**TASK TO COMPLETE**
Report how many lines in the listing below include the word "When". Write nothing besides the number.

━━━━

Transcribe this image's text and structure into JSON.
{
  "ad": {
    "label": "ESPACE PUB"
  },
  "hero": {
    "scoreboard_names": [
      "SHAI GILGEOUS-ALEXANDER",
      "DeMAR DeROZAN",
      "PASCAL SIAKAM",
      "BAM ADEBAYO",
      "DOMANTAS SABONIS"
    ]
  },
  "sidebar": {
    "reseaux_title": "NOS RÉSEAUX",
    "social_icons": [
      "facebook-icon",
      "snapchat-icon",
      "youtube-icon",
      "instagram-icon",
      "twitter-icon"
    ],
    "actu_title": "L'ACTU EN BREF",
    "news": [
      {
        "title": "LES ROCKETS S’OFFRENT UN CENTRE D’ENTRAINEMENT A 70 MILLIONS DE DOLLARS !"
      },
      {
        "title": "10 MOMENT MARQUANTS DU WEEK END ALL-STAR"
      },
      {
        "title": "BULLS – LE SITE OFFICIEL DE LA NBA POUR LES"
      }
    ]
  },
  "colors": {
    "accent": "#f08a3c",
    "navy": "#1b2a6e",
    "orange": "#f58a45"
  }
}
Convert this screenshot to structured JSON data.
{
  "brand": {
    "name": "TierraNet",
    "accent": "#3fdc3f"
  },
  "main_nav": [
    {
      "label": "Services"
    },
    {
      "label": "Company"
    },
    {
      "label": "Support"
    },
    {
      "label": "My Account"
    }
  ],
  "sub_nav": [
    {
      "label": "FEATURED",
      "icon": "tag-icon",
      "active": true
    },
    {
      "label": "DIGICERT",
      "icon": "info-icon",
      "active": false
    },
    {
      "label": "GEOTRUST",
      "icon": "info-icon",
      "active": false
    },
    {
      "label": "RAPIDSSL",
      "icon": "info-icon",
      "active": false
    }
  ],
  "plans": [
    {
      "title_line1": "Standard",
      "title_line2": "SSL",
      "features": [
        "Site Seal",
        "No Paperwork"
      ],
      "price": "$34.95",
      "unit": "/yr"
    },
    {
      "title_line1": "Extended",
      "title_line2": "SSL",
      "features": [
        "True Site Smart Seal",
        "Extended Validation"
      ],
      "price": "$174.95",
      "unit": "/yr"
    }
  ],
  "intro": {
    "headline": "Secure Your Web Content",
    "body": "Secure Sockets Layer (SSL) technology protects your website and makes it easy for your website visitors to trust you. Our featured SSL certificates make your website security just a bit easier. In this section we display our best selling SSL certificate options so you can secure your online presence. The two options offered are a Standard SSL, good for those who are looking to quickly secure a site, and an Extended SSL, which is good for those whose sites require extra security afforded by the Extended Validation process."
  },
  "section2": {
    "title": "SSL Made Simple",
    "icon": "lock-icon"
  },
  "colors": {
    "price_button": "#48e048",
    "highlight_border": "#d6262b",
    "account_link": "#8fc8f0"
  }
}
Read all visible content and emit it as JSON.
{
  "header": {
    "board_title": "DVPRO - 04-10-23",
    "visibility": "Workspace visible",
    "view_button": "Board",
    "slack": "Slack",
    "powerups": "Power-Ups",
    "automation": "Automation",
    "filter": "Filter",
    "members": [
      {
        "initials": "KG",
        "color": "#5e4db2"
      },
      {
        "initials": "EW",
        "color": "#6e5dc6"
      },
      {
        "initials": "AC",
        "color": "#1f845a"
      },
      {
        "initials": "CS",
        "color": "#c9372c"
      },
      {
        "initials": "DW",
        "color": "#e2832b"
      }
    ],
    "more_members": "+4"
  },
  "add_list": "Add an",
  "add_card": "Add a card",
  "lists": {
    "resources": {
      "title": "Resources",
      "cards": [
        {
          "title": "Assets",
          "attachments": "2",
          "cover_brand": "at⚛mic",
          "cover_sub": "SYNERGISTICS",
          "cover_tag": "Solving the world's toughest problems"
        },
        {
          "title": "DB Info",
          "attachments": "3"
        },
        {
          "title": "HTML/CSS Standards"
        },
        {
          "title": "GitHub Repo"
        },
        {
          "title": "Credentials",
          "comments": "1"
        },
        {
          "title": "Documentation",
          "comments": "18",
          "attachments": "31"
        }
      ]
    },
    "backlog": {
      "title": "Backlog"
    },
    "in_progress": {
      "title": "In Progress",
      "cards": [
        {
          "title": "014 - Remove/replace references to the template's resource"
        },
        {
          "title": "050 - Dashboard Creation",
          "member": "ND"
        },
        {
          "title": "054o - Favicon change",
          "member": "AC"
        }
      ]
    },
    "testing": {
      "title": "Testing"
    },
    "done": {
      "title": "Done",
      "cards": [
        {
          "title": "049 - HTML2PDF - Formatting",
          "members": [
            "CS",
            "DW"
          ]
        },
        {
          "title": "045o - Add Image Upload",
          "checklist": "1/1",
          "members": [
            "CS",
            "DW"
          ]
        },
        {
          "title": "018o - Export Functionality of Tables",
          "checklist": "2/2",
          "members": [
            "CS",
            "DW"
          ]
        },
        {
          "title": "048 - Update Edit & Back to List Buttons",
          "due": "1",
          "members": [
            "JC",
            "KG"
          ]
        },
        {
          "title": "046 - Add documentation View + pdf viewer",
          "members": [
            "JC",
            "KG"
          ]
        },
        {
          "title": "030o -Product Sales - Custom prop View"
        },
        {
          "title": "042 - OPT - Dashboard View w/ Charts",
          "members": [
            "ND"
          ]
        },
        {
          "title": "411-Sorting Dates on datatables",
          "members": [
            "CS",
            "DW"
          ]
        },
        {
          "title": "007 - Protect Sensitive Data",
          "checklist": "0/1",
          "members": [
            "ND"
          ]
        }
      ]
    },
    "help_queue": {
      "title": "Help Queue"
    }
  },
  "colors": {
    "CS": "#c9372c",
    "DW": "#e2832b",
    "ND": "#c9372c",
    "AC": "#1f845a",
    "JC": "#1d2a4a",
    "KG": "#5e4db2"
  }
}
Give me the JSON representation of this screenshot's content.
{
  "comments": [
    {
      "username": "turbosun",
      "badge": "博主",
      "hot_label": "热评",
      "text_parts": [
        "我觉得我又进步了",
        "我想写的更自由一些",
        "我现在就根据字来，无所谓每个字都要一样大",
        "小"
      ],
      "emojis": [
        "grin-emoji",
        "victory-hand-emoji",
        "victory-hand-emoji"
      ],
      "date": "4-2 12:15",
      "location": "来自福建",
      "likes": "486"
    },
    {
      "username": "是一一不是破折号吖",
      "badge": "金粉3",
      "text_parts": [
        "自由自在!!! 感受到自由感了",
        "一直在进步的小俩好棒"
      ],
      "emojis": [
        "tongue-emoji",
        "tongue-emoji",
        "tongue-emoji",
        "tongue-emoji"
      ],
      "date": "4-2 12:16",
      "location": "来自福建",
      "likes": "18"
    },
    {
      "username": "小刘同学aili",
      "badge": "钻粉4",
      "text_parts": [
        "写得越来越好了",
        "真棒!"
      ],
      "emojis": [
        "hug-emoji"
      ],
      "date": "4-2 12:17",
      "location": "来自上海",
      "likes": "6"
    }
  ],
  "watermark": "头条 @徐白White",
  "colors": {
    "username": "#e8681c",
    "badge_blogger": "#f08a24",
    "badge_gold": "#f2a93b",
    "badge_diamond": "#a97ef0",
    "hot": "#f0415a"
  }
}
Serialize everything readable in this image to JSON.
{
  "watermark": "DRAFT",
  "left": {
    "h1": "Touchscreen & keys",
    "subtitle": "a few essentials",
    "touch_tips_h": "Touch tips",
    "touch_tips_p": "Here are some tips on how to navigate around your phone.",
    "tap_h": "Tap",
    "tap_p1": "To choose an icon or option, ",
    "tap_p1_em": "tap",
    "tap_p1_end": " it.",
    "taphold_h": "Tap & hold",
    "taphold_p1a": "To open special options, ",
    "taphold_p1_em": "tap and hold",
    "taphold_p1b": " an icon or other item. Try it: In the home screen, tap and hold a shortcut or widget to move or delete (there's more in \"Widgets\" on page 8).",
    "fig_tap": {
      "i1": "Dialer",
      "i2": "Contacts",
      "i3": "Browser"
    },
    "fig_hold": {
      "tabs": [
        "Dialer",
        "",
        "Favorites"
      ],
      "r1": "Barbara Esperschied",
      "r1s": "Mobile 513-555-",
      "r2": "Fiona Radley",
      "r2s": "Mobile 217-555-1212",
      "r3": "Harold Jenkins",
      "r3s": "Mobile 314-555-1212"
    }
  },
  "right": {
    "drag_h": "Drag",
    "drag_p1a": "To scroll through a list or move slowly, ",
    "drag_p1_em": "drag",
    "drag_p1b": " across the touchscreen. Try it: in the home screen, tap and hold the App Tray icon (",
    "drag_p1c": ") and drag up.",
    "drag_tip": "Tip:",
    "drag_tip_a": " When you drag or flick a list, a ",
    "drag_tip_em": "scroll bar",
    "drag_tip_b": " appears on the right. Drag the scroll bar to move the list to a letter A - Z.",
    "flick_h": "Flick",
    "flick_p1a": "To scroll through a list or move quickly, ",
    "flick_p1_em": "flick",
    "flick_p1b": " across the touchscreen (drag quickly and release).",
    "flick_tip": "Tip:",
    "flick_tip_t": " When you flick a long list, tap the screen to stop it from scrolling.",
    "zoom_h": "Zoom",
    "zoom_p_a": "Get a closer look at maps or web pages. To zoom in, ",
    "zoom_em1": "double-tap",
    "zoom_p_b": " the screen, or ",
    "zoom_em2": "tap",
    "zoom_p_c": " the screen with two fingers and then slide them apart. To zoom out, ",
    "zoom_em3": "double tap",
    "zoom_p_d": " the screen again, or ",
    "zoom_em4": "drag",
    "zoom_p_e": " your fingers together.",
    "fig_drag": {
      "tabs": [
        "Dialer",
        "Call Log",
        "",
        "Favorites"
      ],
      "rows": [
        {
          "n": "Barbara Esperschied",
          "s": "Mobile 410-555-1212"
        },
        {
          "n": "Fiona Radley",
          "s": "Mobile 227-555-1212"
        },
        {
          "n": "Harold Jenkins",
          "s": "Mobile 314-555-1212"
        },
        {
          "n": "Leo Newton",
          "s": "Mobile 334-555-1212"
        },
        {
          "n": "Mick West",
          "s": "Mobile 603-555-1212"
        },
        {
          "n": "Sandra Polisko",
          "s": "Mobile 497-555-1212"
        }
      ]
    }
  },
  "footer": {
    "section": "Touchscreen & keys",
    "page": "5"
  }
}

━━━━

**RESULT FOR THIS TASK**
2